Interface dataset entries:
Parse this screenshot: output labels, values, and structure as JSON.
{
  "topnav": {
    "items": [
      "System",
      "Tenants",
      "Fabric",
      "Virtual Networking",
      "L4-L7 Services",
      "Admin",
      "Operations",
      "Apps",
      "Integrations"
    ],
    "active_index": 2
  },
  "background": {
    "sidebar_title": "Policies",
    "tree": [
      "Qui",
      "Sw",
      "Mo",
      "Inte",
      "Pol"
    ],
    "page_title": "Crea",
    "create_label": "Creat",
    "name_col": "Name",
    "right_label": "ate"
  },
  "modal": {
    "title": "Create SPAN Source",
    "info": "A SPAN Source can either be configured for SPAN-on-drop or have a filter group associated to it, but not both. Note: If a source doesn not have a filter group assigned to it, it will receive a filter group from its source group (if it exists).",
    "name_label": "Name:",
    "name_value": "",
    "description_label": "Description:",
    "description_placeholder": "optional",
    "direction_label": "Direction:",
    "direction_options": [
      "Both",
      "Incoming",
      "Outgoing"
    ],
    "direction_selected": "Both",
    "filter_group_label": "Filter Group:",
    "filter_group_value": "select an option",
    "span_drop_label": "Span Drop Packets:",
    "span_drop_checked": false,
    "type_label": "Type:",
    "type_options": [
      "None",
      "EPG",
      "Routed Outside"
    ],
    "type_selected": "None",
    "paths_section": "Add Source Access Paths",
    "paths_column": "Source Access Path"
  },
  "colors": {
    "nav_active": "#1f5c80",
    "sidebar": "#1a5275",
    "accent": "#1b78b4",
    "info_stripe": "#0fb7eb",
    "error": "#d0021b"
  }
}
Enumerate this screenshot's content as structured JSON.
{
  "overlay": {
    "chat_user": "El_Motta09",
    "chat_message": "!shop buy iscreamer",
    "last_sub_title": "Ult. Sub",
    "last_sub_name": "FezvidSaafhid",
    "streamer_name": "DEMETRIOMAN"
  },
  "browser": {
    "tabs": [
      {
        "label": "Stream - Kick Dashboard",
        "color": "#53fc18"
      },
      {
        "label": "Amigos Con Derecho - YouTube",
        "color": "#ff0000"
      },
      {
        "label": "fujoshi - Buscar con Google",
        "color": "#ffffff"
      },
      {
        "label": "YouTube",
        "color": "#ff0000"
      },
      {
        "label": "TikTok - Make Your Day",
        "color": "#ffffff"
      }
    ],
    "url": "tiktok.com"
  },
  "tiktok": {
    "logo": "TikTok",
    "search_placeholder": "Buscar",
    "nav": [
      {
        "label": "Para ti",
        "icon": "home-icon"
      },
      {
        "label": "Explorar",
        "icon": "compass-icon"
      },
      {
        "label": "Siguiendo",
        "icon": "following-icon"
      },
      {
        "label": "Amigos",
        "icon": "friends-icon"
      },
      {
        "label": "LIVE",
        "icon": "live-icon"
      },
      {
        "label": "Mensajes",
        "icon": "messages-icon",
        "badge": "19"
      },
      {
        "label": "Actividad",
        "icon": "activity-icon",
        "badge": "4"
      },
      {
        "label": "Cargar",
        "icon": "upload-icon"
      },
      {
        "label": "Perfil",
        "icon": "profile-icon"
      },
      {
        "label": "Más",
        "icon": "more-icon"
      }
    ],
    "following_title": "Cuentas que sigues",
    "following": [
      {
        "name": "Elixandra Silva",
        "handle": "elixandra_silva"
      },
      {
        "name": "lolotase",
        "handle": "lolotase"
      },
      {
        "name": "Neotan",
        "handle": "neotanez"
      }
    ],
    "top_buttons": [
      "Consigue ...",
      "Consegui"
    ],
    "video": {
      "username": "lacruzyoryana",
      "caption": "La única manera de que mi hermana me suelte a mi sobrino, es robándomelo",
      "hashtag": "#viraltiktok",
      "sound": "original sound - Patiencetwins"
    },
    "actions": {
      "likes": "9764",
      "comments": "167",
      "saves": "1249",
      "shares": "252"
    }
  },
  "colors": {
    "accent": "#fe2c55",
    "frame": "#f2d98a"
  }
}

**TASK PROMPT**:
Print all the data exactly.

**ANSWER TO THIS EXERCISE**:
Parse this screenshot: output labels, values, and structure as JSON.
{
  "topnav": {
    "items": [
      "System",
      "Tenants",
      "Fabric",
      "Virtual Networking",
      "L4-L7 Services",
      "Admin",
      "Operations",
      "Apps",
      "Integrations"
    ],
    "active_index": 2
  },
  "background": {
    "sidebar_title": "Policies",
    "tree": [
      "Qui",
      "Sw",
      "Mo",
      "Inte",
      "Pol"
    ],
    "page_title": "Crea",
    "create_label": "Creat",
    "name_col": "Name",
    "right_label": "ate"
  },
  "modal": {
    "title": "Create SPAN Source",
    "info": "A SPAN Source can either be configured for SPAN-on-drop or have a filter group associated to it, but not both. Note: If a source doesn not have a filter group assigned to it, it will receive a filter group from its source group (if it exists).",
    "name_label": "Name:",
    "name_value": "",
    "description_label": "Description:",
    "description_placeholder": "optional",
    "direction_label": "Direction:",
    "direction_options": [
      "Both",
      "Incoming",
      "Outgoing"
    ],
    "direction_selected": "Both",
    "filter_group_label": "Filter Group:",
    "filter_group_value": "select an option",
    "span_drop_label": "Span Drop Packets:",
    "span_drop_checked": false,
    "type_label": "Type:",
    "type_options": [
      "None",
      "EPG",
      "Routed Outside"
    ],
    "type_selected": "None",
    "paths_section": "Add Source Access Paths",
    "paths_column": "Source Access Path"
  },
  "colors": {
    "nav_active": "#1f5c80",
    "sidebar": "#1a5275",
    "accent": "#1b78b4",
    "info_stripe": "#0fb7eb",
    "error": "#d0021b"
  }
}
Enumerate this screenshot's content as structured JSON.
{
  "overlay": {
    "chat_user": "El_Motta09",
    "chat_message": "!shop buy iscreamer",
    "last_sub_title": "Ult. Sub",
    "last_sub_name": "FezvidSaafhid",
    "streamer_name": "DEMETRIOMAN"
  },
  "browser": {
    "tabs": [
      {
        "label": "Stream - Kick Dashboard",
        "color": "#53fc18"
      },
      {
        "label": "Amigos Con Derecho - YouTube",
        "color": "#ff0000"
      },
      {
        "label": "fujoshi - Buscar con Google",
        "color": "#ffffff"
      },
      {
        "label": "YouTube",
        "color": "#ff0000"
      },
      {
        "label": "TikTok - Make Your Day",
        "color": "#ffffff"
      }
    ],
    "url": "tiktok.com"
  },
  "tiktok": {
    "logo": "TikTok",
    "search_placeholder": "Buscar",
    "nav": [
      {
        "label": "Para ti",
        "icon": "home-icon"
      },
      {
        "label": "Explorar",
        "icon": "compass-icon"
      },
      {
        "label": "Siguiendo",
        "icon": "following-icon"
      },
      {
        "label": "Amigos",
        "icon": "friends-icon"
      },
      {
        "label": "LIVE",
        "icon": "live-icon"
      },
      {
        "label": "Mensajes",
        "icon": "messages-icon",
        "badge": "19"
      },
      {
        "label": "Actividad",
        "icon": "activity-icon",
        "badge": "4"
      },
      {
        "label": "Cargar",
        "icon": "upload-icon"
      },
      {
        "label": "Perfil",
        "icon": "profile-icon"
      },
      {
        "label": "Más",
        "icon": "more-icon"
      }
    ],
    "following_title": "Cuentas que sigues",
    "following": [
      {
        "name": "Elixandra Silva",
        "handle": "elixandra_silva"
      },
      {
        "name": "lolotase",
        "handle": "lolotase"
      },
      {
        "name": "Neotan",
        "handle": "neotanez"
      }
    ],
    "top_buttons": [
      "Consigue ...",
      "Consegui"
    ],
    "video": {
      "username": "lacruzyoryana",
      "caption": "La única manera de que mi hermana me suelte a mi sobrino, es robándomelo",
      "hashtag": "#viraltiktok",
      "sound": "original sound - Patiencetwins"
    },
    "actions": {
      "likes": "9764",
      "comments": "167",
      "saves": "1249",
      "shares": "252"
    }
  },
  "colors": {
    "accent": "#fe2c55",
    "frame": "#f2d98a"
  }
}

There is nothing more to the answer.